Thursday, 2 July 2009


She is by no means unique in the UK and though she has been here for over three years now it is still a strange sight to open your yurt door in the morning and see a wallaby looking back at you.

Last year she was joined by a male who stayed around until christmas until disappearing ... the joey was born early this year and has only just outgrown its mothers pouch. The male is back on the scene after all the hard work has been done and no doubt has plans to extend his family further.

A previous "wild" wallaby was shot several years ago with a tranquiliser and was unintentionally killed. The wallaby that is here now was almost captured two years ago in front of local news cameras, before the attempt was aborted. For the time being they remain largely unbothered by people, but as their population grows and their collective appetite increases, I wonder what future they will have.

It will be interesting to follow the story of the Loch Lomond wallabies, introduced onto the island of Inschconachan in the 1940's and now numbering over 60 and threatening native species by eating all the vegetation.There is serious talk of a cull which will rival the Hebridean hedgehog cull for controversy.
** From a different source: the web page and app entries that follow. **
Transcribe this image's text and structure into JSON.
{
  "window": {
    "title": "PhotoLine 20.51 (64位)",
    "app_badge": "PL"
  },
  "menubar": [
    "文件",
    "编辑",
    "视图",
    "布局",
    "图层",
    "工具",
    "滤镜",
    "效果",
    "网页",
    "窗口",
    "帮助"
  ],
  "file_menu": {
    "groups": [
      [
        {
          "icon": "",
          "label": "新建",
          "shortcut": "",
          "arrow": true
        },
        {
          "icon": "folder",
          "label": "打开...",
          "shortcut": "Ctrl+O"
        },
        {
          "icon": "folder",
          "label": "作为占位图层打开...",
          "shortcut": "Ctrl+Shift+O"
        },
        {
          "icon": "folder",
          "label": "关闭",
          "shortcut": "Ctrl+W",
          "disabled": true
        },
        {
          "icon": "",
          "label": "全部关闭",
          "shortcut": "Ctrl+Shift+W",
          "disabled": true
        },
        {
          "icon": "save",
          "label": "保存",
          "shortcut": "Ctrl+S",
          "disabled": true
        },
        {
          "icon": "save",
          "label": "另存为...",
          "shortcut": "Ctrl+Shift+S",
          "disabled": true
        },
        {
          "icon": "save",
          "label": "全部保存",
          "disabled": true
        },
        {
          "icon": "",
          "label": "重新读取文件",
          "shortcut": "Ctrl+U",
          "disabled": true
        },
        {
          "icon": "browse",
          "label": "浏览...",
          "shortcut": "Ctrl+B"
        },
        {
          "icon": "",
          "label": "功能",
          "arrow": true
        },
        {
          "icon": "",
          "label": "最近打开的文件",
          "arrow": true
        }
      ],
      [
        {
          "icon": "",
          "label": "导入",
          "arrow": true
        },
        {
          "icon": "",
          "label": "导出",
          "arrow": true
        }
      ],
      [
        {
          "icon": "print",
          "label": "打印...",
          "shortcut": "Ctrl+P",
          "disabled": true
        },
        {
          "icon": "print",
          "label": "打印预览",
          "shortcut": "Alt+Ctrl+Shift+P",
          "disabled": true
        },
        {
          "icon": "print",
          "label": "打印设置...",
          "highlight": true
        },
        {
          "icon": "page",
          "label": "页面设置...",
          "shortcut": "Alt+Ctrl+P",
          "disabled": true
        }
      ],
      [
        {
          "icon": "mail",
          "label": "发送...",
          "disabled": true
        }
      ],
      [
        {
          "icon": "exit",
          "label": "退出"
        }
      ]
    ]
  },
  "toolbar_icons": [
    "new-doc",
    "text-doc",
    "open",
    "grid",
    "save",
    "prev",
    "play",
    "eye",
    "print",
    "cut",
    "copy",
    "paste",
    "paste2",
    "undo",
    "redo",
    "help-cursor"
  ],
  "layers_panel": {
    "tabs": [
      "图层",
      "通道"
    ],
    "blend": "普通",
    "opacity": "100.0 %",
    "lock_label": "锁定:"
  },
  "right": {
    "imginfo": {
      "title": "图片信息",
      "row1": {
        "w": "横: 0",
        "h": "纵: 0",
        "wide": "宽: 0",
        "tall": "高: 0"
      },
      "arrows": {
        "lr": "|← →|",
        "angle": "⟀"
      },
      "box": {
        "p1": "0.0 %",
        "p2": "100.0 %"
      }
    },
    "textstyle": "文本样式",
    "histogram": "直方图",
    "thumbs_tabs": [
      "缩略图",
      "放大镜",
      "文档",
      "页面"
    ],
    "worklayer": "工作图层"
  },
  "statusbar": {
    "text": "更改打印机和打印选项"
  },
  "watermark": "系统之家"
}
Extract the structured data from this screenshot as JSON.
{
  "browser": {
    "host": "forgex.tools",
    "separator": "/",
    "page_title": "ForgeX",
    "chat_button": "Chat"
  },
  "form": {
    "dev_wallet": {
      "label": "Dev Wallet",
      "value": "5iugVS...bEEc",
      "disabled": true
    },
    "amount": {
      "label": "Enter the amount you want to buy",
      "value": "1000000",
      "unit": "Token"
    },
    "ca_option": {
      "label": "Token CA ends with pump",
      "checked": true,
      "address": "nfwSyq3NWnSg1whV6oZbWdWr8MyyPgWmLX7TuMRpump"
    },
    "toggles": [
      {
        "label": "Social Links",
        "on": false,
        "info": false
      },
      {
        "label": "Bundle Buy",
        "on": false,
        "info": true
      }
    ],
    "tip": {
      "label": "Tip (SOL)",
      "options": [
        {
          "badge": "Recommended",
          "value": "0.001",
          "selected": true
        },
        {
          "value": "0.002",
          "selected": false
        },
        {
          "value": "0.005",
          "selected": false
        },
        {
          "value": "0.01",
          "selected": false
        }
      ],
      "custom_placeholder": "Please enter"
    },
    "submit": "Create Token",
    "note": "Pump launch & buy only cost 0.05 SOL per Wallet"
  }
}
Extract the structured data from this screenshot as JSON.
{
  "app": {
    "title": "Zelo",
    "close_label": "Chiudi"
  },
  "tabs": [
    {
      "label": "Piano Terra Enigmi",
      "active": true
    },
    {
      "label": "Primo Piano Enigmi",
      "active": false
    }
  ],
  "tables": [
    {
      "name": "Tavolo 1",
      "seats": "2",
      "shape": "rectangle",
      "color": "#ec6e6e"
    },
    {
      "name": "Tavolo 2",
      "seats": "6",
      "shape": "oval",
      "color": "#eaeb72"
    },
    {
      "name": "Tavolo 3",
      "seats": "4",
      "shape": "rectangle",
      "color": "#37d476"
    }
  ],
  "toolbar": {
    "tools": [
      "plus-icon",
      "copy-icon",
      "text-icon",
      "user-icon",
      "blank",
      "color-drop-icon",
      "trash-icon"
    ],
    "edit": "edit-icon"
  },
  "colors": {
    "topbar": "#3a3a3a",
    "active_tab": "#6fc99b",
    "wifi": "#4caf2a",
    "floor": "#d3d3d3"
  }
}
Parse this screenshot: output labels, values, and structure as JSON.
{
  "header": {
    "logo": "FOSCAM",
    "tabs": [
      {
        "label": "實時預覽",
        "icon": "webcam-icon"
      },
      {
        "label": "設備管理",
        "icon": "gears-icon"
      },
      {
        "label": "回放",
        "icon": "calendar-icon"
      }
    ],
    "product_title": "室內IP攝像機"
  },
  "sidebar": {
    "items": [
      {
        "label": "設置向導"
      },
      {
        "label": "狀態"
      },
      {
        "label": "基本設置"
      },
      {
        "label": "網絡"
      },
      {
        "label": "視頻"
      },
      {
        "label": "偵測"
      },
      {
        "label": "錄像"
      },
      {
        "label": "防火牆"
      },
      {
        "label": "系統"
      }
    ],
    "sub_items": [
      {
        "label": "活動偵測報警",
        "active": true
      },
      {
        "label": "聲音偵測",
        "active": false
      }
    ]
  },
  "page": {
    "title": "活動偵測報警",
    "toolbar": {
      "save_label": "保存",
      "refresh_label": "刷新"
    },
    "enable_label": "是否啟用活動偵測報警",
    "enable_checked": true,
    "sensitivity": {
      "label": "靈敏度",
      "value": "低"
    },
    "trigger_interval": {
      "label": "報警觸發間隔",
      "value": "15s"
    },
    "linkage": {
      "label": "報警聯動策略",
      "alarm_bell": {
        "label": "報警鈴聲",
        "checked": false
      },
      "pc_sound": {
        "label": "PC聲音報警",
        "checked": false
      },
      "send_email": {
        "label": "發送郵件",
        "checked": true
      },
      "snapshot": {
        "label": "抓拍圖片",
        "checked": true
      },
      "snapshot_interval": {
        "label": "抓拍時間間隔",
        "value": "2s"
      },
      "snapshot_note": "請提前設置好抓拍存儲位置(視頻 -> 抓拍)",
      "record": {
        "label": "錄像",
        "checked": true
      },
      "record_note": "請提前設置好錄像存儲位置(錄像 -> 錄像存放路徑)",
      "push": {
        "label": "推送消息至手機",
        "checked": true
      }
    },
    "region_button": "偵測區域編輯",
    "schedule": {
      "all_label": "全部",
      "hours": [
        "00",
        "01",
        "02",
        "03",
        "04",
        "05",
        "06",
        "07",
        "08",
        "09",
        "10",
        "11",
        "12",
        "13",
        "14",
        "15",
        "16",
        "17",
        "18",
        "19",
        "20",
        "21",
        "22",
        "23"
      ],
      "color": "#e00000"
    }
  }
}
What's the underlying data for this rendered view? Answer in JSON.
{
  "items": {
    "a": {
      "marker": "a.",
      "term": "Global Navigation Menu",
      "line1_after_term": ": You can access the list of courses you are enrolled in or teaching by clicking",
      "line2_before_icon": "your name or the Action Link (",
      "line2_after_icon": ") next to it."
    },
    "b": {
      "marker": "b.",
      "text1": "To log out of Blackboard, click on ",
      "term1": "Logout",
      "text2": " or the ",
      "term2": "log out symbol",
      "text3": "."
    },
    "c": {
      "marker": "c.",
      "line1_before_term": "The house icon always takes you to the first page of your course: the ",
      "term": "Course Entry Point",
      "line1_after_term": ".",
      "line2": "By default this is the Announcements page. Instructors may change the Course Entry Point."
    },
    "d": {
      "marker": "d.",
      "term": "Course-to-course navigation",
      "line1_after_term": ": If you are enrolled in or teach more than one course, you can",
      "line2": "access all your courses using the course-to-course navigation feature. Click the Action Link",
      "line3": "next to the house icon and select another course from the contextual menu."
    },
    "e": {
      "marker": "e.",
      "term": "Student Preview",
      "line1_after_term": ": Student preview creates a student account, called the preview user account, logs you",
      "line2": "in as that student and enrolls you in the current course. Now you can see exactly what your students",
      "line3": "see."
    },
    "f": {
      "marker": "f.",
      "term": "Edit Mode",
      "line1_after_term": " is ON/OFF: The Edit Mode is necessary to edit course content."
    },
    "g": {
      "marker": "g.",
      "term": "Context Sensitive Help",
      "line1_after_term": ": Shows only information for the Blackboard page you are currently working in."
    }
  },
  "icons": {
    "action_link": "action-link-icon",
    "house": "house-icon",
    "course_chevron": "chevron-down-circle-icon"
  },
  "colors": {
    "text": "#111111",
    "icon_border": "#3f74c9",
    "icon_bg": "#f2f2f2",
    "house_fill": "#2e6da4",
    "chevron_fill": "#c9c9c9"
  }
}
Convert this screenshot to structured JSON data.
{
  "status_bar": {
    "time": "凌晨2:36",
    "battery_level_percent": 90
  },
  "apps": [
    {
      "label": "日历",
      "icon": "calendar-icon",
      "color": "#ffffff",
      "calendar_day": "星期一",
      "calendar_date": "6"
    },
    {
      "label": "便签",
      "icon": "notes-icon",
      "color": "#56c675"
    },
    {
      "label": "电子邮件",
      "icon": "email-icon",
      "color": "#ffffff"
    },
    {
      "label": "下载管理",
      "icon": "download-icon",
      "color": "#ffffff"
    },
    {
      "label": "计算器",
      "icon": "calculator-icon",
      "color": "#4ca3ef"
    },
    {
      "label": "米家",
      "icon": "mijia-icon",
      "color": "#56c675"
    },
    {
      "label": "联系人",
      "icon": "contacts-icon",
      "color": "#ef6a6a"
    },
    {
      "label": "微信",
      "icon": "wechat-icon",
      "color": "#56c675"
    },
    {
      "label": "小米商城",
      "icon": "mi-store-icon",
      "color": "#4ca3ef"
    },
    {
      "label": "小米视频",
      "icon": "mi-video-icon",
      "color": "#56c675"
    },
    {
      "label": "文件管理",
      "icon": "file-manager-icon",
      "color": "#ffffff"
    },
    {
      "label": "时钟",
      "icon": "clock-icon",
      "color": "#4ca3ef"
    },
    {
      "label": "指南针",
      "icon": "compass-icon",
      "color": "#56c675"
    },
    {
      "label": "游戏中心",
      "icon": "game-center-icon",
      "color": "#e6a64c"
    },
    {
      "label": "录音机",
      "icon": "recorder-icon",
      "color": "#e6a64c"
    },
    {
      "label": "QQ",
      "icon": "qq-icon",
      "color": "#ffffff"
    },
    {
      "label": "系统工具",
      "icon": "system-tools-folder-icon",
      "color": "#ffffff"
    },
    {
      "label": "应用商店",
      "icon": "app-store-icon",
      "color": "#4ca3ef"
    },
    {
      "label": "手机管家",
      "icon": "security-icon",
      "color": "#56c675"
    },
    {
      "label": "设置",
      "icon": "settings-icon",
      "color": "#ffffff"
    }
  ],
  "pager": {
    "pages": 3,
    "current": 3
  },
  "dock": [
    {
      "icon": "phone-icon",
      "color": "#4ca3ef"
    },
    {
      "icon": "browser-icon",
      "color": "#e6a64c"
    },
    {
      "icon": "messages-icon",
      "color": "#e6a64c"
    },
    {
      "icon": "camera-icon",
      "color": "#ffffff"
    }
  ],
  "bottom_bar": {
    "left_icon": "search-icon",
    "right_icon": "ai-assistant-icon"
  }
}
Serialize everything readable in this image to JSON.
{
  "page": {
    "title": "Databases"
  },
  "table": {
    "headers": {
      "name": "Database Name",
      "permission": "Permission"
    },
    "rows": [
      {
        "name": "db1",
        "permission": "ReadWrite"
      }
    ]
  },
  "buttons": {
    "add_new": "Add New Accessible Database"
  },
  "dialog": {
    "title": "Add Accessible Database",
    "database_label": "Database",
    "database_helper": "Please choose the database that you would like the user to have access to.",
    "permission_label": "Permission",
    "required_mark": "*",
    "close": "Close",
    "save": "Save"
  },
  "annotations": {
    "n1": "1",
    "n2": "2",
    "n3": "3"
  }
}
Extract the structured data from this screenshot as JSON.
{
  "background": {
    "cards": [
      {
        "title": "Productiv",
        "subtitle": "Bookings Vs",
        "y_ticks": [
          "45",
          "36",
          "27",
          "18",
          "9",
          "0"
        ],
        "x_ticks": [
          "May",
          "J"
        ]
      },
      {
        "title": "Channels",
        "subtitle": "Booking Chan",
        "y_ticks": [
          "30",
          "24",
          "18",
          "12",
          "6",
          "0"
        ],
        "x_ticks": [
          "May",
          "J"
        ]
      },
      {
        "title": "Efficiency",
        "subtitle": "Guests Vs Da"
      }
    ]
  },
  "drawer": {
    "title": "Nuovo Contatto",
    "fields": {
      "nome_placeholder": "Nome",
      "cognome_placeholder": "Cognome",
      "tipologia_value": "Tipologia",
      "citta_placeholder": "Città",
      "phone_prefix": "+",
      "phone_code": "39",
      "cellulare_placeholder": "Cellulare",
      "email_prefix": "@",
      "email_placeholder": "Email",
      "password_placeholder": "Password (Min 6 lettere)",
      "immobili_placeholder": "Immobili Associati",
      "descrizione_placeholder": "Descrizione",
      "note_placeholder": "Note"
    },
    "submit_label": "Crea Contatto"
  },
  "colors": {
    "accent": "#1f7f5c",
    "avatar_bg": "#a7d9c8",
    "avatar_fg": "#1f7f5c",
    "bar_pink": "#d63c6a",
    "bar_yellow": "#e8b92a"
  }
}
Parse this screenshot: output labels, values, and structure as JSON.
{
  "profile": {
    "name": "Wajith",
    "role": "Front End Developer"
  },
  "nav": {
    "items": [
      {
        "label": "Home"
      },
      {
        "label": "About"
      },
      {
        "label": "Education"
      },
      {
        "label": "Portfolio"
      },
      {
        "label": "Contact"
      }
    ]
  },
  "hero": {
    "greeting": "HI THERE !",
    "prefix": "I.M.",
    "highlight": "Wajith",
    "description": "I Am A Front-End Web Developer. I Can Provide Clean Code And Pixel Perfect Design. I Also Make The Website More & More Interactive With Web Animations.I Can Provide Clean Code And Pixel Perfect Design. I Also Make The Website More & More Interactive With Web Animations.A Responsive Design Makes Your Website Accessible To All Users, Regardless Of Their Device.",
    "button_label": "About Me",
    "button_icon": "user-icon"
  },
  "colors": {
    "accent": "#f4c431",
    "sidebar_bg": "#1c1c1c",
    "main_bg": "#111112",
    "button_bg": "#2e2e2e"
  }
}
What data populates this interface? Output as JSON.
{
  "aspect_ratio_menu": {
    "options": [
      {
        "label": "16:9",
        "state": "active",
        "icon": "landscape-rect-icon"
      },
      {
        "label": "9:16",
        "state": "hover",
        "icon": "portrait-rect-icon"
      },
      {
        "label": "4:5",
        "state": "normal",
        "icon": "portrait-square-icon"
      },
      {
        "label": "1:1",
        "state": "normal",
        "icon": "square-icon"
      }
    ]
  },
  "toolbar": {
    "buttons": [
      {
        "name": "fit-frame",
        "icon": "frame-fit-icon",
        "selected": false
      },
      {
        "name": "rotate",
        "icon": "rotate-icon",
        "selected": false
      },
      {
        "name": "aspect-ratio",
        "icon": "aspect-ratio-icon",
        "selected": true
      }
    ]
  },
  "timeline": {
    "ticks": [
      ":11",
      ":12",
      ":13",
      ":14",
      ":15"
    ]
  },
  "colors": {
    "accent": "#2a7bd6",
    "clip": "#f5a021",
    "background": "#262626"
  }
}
But we are some years from that dilemma here at the moment with only two and a bit wallabies; we can just watch with wonder as a joey half the size of its mother tries to clamber back into her pouch .

1 comment:

  1. Really interesting about the wallabies, I had no idea there were any on the loose in Cornwall!